┌──
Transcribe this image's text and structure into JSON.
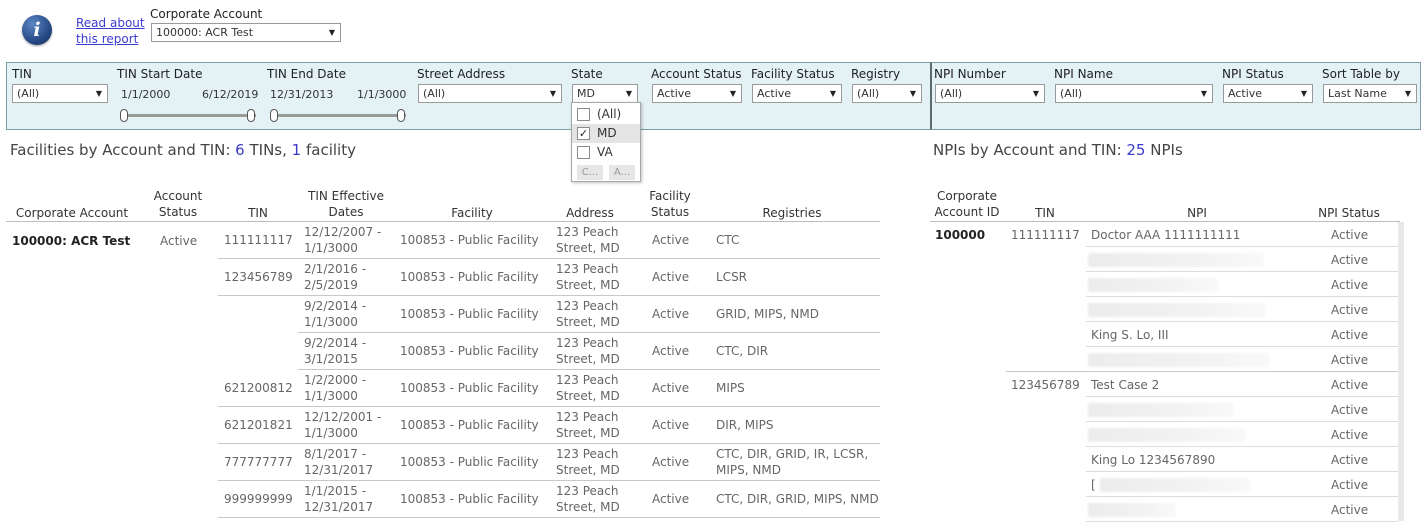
{
  "header": {
    "info_icon": "info-icon",
    "read_link": "Read about this report",
    "corporate_account_label": "Corporate Account",
    "corporate_account_value": "100000: ACR Test"
  },
  "filters": {
    "tin": {
      "label": "TIN",
      "value": "(All)"
    },
    "tin_start": {
      "label": "TIN Start Date",
      "from": "1/1/2000",
      "to": "6/12/2019"
    },
    "tin_end": {
      "label": "TIN End Date",
      "from": "12/31/2013",
      "to": "1/1/3000"
    },
    "street": {
      "label": "Street Address",
      "value": "(All)"
    },
    "state": {
      "label": "State",
      "value": "MD",
      "options": [
        {
          "label": "(All)",
          "checked": false
        },
        {
          "label": "MD",
          "checked": true
        },
        {
          "label": "VA",
          "checked": false
        }
      ],
      "button_1": "C...",
      "button_2": "A..."
    },
    "account_status": {
      "label": "Account Status",
      "value": "Active"
    },
    "facility_status": {
      "label": "Facility Status",
      "value": "Active"
    },
    "registry": {
      "label": "Registry",
      "value": "(All)"
    },
    "npi_number": {
      "label": "NPI Number",
      "value": "(All)"
    },
    "npi_name": {
      "label": "NPI Name",
      "value": "(All)"
    },
    "npi_status": {
      "label": "NPI Status",
      "value": "Active"
    },
    "sort": {
      "label": "Sort Table by",
      "value": "Last Name"
    }
  },
  "facilities": {
    "title_prefix": "Facilities by Account and TIN: ",
    "tin_count": "6",
    "tin_word": " TINs, ",
    "facility_count": "1",
    "facility_word": " facility",
    "headers": {
      "corporate_account": "Corporate Account",
      "account_status_1": "Account",
      "account_status_2": "Status",
      "tin": "TIN",
      "dates_1": "TIN Effective",
      "dates_2": "Dates",
      "facility": "Facility",
      "address": "Address",
      "facility_status_1": "Facility",
      "facility_status_2": "Status",
      "registries": "Registries"
    },
    "account": "100000: ACR Test",
    "account_status": "Active",
    "rows": [
      {
        "tin": "111111117",
        "d1": "12/12/2007 -",
        "d2": "1/1/3000",
        "facility": "100853 - Public Facility",
        "a1": "123 Peach",
        "a2": "Street, MD",
        "status": "Active",
        "r1": "CTC",
        "r2": ""
      },
      {
        "tin": "123456789",
        "d1": "2/1/2016 -",
        "d2": "2/5/2019",
        "facility": "100853 - Public Facility",
        "a1": "123 Peach",
        "a2": "Street, MD",
        "status": "Active",
        "r1": "LCSR",
        "r2": ""
      },
      {
        "tin": "",
        "d1": "9/2/2014 -",
        "d2": "1/1/3000",
        "facility": "100853 - Public Facility",
        "a1": "123 Peach",
        "a2": "Street, MD",
        "status": "Active",
        "r1": "GRID, MIPS, NMD",
        "r2": ""
      },
      {
        "tin": "",
        "d1": "9/2/2014 -",
        "d2": "3/1/2015",
        "facility": "100853 - Public Facility",
        "a1": "123 Peach",
        "a2": "Street, MD",
        "status": "Active",
        "r1": "CTC, DIR",
        "r2": ""
      },
      {
        "tin": "621200812",
        "d1": "1/2/2000 -",
        "d2": "1/1/3000",
        "facility": "100853 - Public Facility",
        "a1": "123 Peach",
        "a2": "Street, MD",
        "status": "Active",
        "r1": "MIPS",
        "r2": ""
      },
      {
        "tin": "621201821",
        "d1": "12/12/2001 -",
        "d2": "1/1/3000",
        "facility": "100853 - Public Facility",
        "a1": "123 Peach",
        "a2": "Street, MD",
        "status": "Active",
        "r1": "DIR, MIPS",
        "r2": ""
      },
      {
        "tin": "777777777",
        "d1": "8/1/2017 -",
        "d2": "12/31/2017",
        "facility": "100853 - Public Facility",
        "a1": "123 Peach",
        "a2": "Street, MD",
        "status": "Active",
        "r1": "CTC, DIR, GRID, IR, LCSR,",
        "r2": "MIPS, NMD"
      },
      {
        "tin": "999999999",
        "d1": "1/1/2015 -",
        "d2": "12/31/2017",
        "facility": "100853 - Public Facility",
        "a1": "123 Peach",
        "a2": "Street, MD",
        "status": "Active",
        "r1": "CTC, DIR, GRID, MIPS, NMD",
        "r2": ""
      }
    ]
  },
  "npis": {
    "title_prefix": "NPIs by Account and TIN: ",
    "count": "25",
    "word": " NPIs",
    "headers": {
      "acct_1": "Corporate",
      "acct_2": "Account ID",
      "tin": "TIN",
      "npi": "NPI",
      "status": "NPI Status"
    },
    "account_id": "100000",
    "rows": [
      {
        "tin": "111111117",
        "npi": "Doctor AAA 1111111111",
        "status": "Active"
      },
      {
        "tin": "",
        "npi": "",
        "status": "Active"
      },
      {
        "tin": "",
        "npi": "",
        "status": "Active"
      },
      {
        "tin": "",
        "npi": "",
        "status": "Active"
      },
      {
        "tin": "",
        "npi": "King S. Lo, III",
        "status": "Active"
      },
      {
        "tin": "",
        "npi": "",
        "status": "Active"
      },
      {
        "tin": "123456789",
        "npi": "Test Case 2",
        "status": "Active"
      },
      {
        "tin": "",
        "npi": "",
        "status": "Active"
      },
      {
        "tin": "",
        "npi": "",
        "status": "Active"
      },
      {
        "tin": "",
        "npi": "King Lo 1234567890",
        "status": "Active"
      },
      {
        "tin": "",
        "npi": "[",
        "status": "Active"
      },
      {
        "tin": "",
        "npi": "",
        "status": "Active"
      }
    ]
  }
}
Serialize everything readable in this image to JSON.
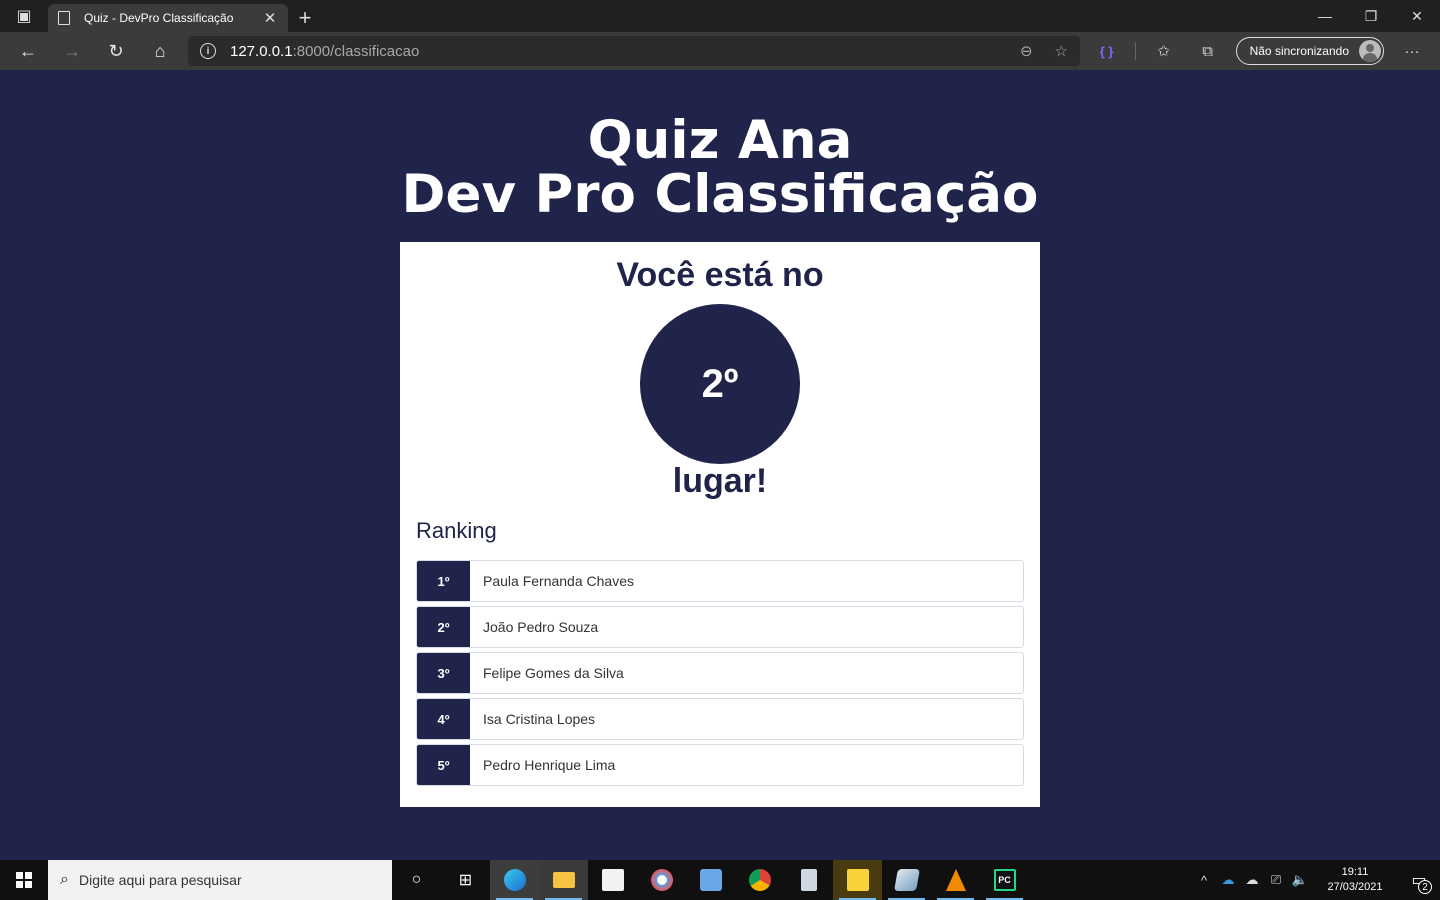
{
  "browser": {
    "tab_title": "Quiz - DevPro Classificação",
    "url_host": "127.0.0.1",
    "url_path": ":8000/classificacao",
    "sync_label": "Não sincronizando"
  },
  "page": {
    "title_line1": "Quiz Ana",
    "title_line2": "Dev Pro Classificação",
    "you_are": "Você está no",
    "position": "2º",
    "place_suffix": "lugar!",
    "ranking_title": "Ranking",
    "ranking": [
      {
        "position": "1º",
        "name": "Paula Fernanda Chaves"
      },
      {
        "position": "2º",
        "name": "João Pedro Souza"
      },
      {
        "position": "3º",
        "name": "Felipe Gomes da Silva"
      },
      {
        "position": "4º",
        "name": "Isa Cristina Lopes"
      },
      {
        "position": "5º",
        "name": "Pedro Henrique Lima"
      }
    ]
  },
  "taskbar": {
    "search_placeholder": "Digite aqui para pesquisar",
    "time": "19:11",
    "date": "27/03/2021",
    "notification_count": "2"
  },
  "colors": {
    "page_background": "#20244a",
    "card_background": "#ffffff",
    "accent": "#20244a"
  }
}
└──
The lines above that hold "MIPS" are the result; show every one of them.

TASK RESPONSE:
        "r1": "GRID, MIPS, NMD",
        "r1": "MIPS",
        "r1": "DIR, MIPS",
        "r2": "MIPS, NMD"
        "r1": "CTC, DIR, GRID, MIPS, NMD",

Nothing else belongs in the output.